“Generally speaking all kata use the so-called postures (kamae). In fact, there are many kinds of postures and many kinds of kata. While learning these postures should not be totally ignored, we must be careful not to overlook that they’re just forms or templates of sort; it is the function of their application which needs to be mastered.”
Motobu Choki, Watashi no Karate-justu (1932), translation by Patrick & Yuriko McCarthy
This video summarizes a morning of training from my first seminar (hooray!). We explored two applications in our effort to move beyond choreography into feeling the function of each technique.
The context for each application was a self-defense scenario, getting caught off-guard by an attack and using techniques from naihanchi and kusanku to gain control of the threat. The stated objective was to enter, control the threat, incapacitate the attacker, and disengage quickly.
These application sequences contain a number of principles that we covered in-depth during the workshop and provide practice for embodying the shuto uke under pressure from a partner. In this context the templates of the kata (hand position, weight distribution, and the mechanics of turning and footwork) are illuminated. By understanding the principles of the kata we are free to respond in the moment rather than be tied to a sequence.
The sequences in the traditional kata of karate are not sport-focused, they are designed for self-defense. This is an important distinction to make when exploring the bunkai. We need to be conscious of the risks of sustained grappling in a self-defense context, these include:

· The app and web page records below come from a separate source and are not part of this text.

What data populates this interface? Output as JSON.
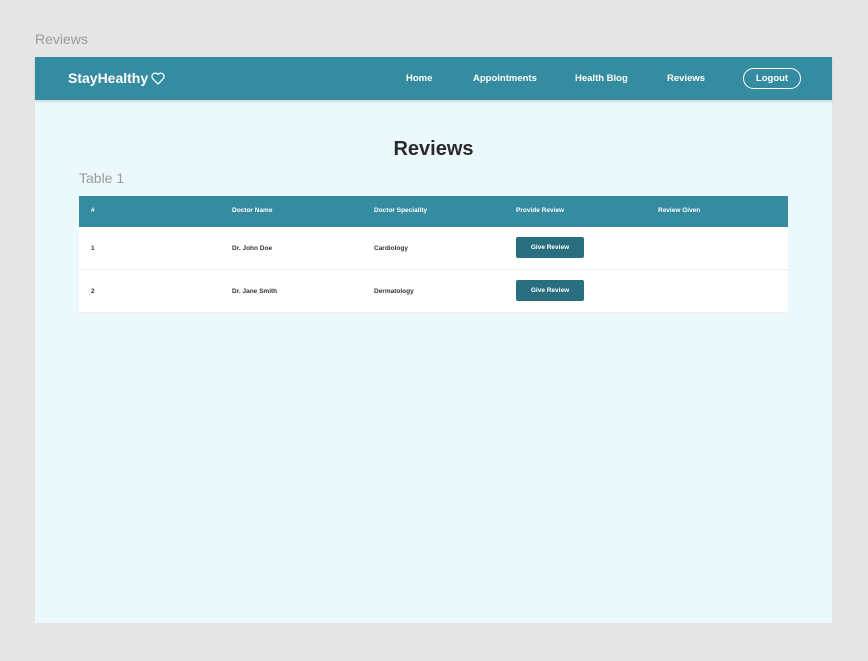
{
  "frame": {
    "label": "Reviews"
  },
  "navbar": {
    "brand": "StayHealthy",
    "brand_icon": "heart-outline-icon",
    "links": [
      "Home",
      "Appointments",
      "Health Blog",
      "Reviews"
    ],
    "logout_label": "Logout",
    "color": "#358ba0"
  },
  "main": {
    "title": "Reviews",
    "table_caption": "Table 1",
    "table": {
      "headers": [
        "#",
        "Doctor Name",
        "Doctor Speciality",
        "Provide Review",
        "Review Given"
      ],
      "rows": [
        {
          "index": "1",
          "doctor_name": "Dr. John Doe",
          "speciality": "Cardiology",
          "button_label": "Give Review",
          "review_given": ""
        },
        {
          "index": "2",
          "doctor_name": "Dr. Jane Smith",
          "speciality": "Dermatology",
          "button_label": "Give Review",
          "review_given": ""
        }
      ]
    }
  },
  "colors": {
    "background": "#e5e5e5",
    "frame_bg": "#ebf8fc",
    "accent": "#358ba0",
    "button": "#2a6f80"
  }
}
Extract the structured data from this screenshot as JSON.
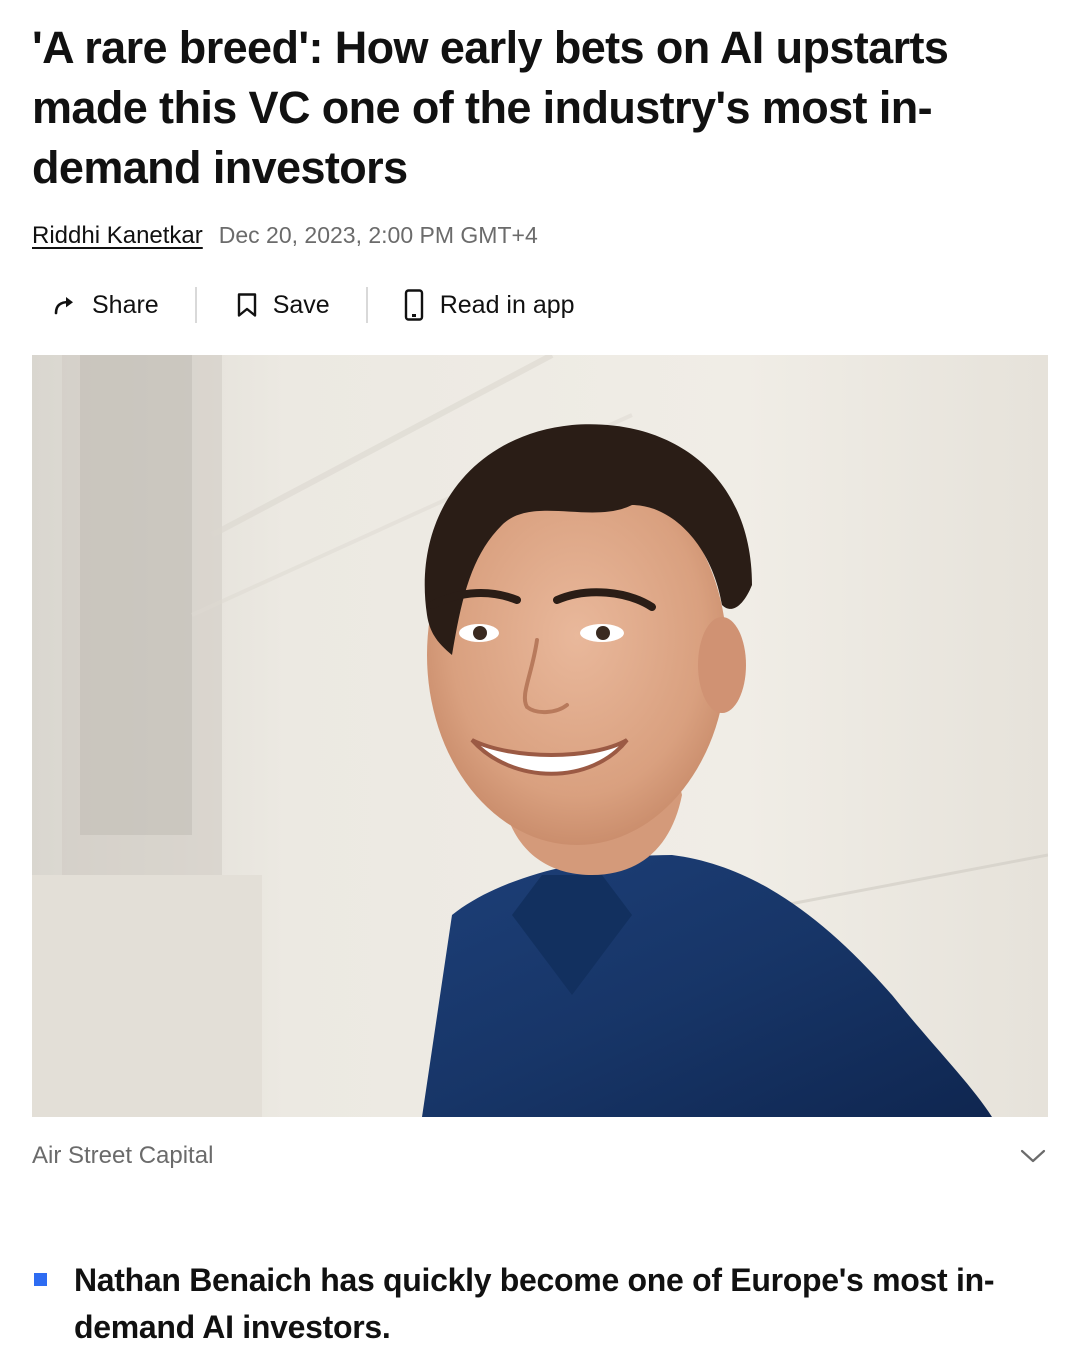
{
  "article": {
    "headline": "'A rare breed': How early bets on AI upstarts made this VC one of the industry's most in-demand investors",
    "author": "Riddhi Kanetkar",
    "date": "Dec 20, 2023, 2:00 PM GMT+4"
  },
  "actions": {
    "share_label": "Share",
    "save_label": "Save",
    "read_in_app_label": "Read in app",
    "share_icon": "share-arrow-icon",
    "save_icon": "bookmark-icon",
    "app_icon": "phone-icon"
  },
  "image": {
    "caption": "Air Street Capital",
    "expand_icon": "chevron-down-icon"
  },
  "summary": {
    "bullets": [
      "Nathan Benaich has quickly become one of Europe's most in-demand AI investors."
    ]
  },
  "colors": {
    "bullet": "#2e6cf2",
    "text": "#111111",
    "muted": "#6b6b6b"
  }
}
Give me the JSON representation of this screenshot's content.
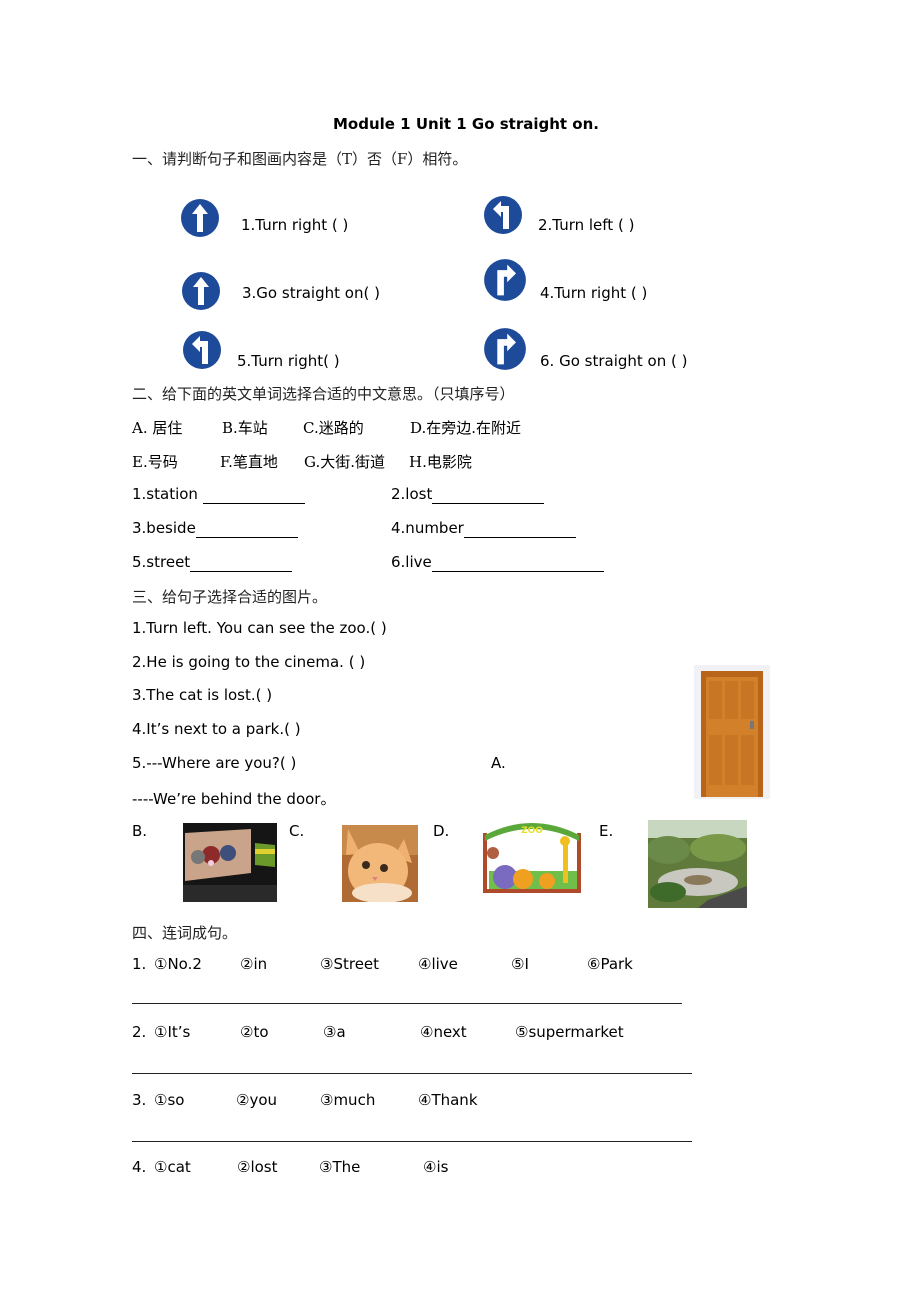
{
  "title": "Module 1 Unit 1 Go straight on.",
  "sections": {
    "s1": {
      "heading": "一、请判断句子和图画内容是（T）否（F）相符。",
      "items": [
        {
          "text": "1.Turn right  (    )",
          "sign": "arrow-up"
        },
        {
          "text": "2.Turn left  (    )",
          "sign": "arrow-turn-left"
        },
        {
          "text": "3.Go straight on(   )",
          "sign": "arrow-up"
        },
        {
          "text": "4.Turn right  (   )",
          "sign": "arrow-turn-right"
        },
        {
          "text": "5.Turn right(   )",
          "sign": "arrow-turn-left"
        },
        {
          "text": "6. Go straight on  (   )",
          "sign": "arrow-turn-right"
        }
      ]
    },
    "s2": {
      "heading": "二、给下面的英文单词选择合适的中文意思。（只填序号）",
      "options_row1": [
        "A. 居住",
        "B.车站",
        "C.迷路的",
        "D.在旁边.在附近"
      ],
      "options_row2": [
        "E.号码",
        "F.笔直地",
        "G.大街.街道",
        "H.电影院"
      ],
      "words": [
        "1.station",
        "2.lost",
        "3.beside",
        "4.number",
        "5.street",
        "6.live"
      ]
    },
    "s3": {
      "heading": "三、给句子选择合适的图片。",
      "sentences": [
        "1.Turn left. You can see the zoo.(    )",
        "2.He is going to the cinema. (    )",
        "3.The cat is lost.(    )",
        "4.It’s next to a park.(    )",
        "5.---Where are you?(    )",
        " ----We’re behind the door。"
      ],
      "pictures": [
        {
          "label": "A.",
          "subject": "door"
        },
        {
          "label": "B.",
          "subject": "cinema"
        },
        {
          "label": "C.",
          "subject": "kitten"
        },
        {
          "label": "D.",
          "subject": "zoo",
          "sign_text": "ZOO"
        },
        {
          "label": "E.",
          "subject": "park"
        }
      ]
    },
    "s4": {
      "heading": "四、连词成句。",
      "questions": [
        {
          "num": "1.",
          "words": [
            "①No.2",
            "②in",
            "③Street",
            "④live",
            "⑤I",
            "⑥Park"
          ]
        },
        {
          "num": "2.",
          "words": [
            "①It’s",
            "②to",
            "③a",
            "④next",
            "⑤supermarket"
          ]
        },
        {
          "num": "3.",
          "words": [
            "①so",
            "②you",
            "③much",
            "④Thank"
          ]
        },
        {
          "num": "4.",
          "words": [
            "①cat",
            "②lost",
            "③The",
            "④is"
          ]
        }
      ]
    }
  },
  "colors": {
    "sign_blue": "#1e4a9a",
    "door": "#c8741e",
    "zoo_green": "#5aa83a"
  }
}
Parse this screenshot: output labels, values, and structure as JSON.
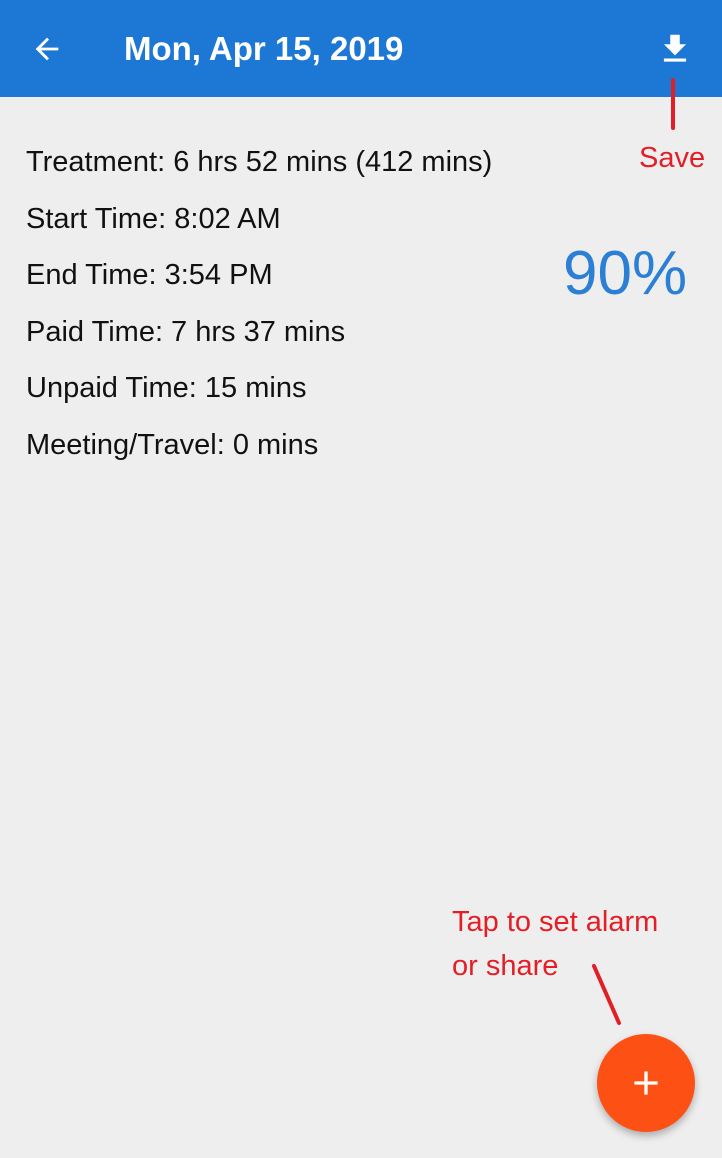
{
  "appbar": {
    "title": "Mon, Apr 15, 2019",
    "back_icon": "arrow-left-icon",
    "save_icon": "download-icon",
    "color": "#1d77d4"
  },
  "details": [
    {
      "text": "Treatment: 6 hrs 52 mins (412 mins)"
    },
    {
      "text": "Start Time: 8:02 AM"
    },
    {
      "text": "End Time: 3:54 PM"
    },
    {
      "text": "Paid Time: 7 hrs 37 mins"
    },
    {
      "text": "Unpaid Time: 15 mins"
    },
    {
      "text": "Meeting/Travel: 0 mins"
    }
  ],
  "productivity": {
    "percent_label": "90%",
    "color": "#2b7fd5"
  },
  "annotations": {
    "save_label": "Save",
    "fab_label_line1": "Tap to set alarm",
    "fab_label_line2": "or share",
    "color": "#e21f26"
  },
  "fab": {
    "icon": "plus-icon",
    "color": "#fc5014"
  }
}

- The threat has or may have a weapon.
- The threat might not be alone.
- The goal of self-defense is to escape safely, not extend or escalate the conflict. Additionally, if you’re seen to continue to escalate and engage a conflict you can be deemed complicit in the altercation and susceptible to legal penalties.
That said, it can be tactically necessary to gain control of the threat with clinching techniques. Some reasons it can be useful to clinch:
- In an ambush or surprise altercation the immediate panic response may be to grab onto the attacker and control the limbs that are attacking you.
- Hitting a moving target during a stress response is challenging. You can increase accuracy by setting a data-point with your hands and controlling the target.
- Feeling is faster than seeing. In the chaos of a fight it may be safer to trust your sense of touch to isolate targets and avoid strikes.
This is not a flow drill, nor is it a sport sequence where the focus might be on improving your position against your partner. Working in those contexts are valuable and incredibly fun and absolutely a part of karate, but it’s important to balance training with practical survival-based drills as well. The drill concludes with creating space and moving toward an exit, specifically, one of the two exits in the dojo.
By giving this particular drill a clear ending we’re training the mindset of self-defense in karate: to stop the attack, incapacitate the threat, and escape. With enough trust and training with our partners we can also escalate the intensity of the drill. Were we to shift the objective to skill-building we might prolong the grappling element of the application and make it into a game.
Big thanks to my student Dane for being the uke in this video!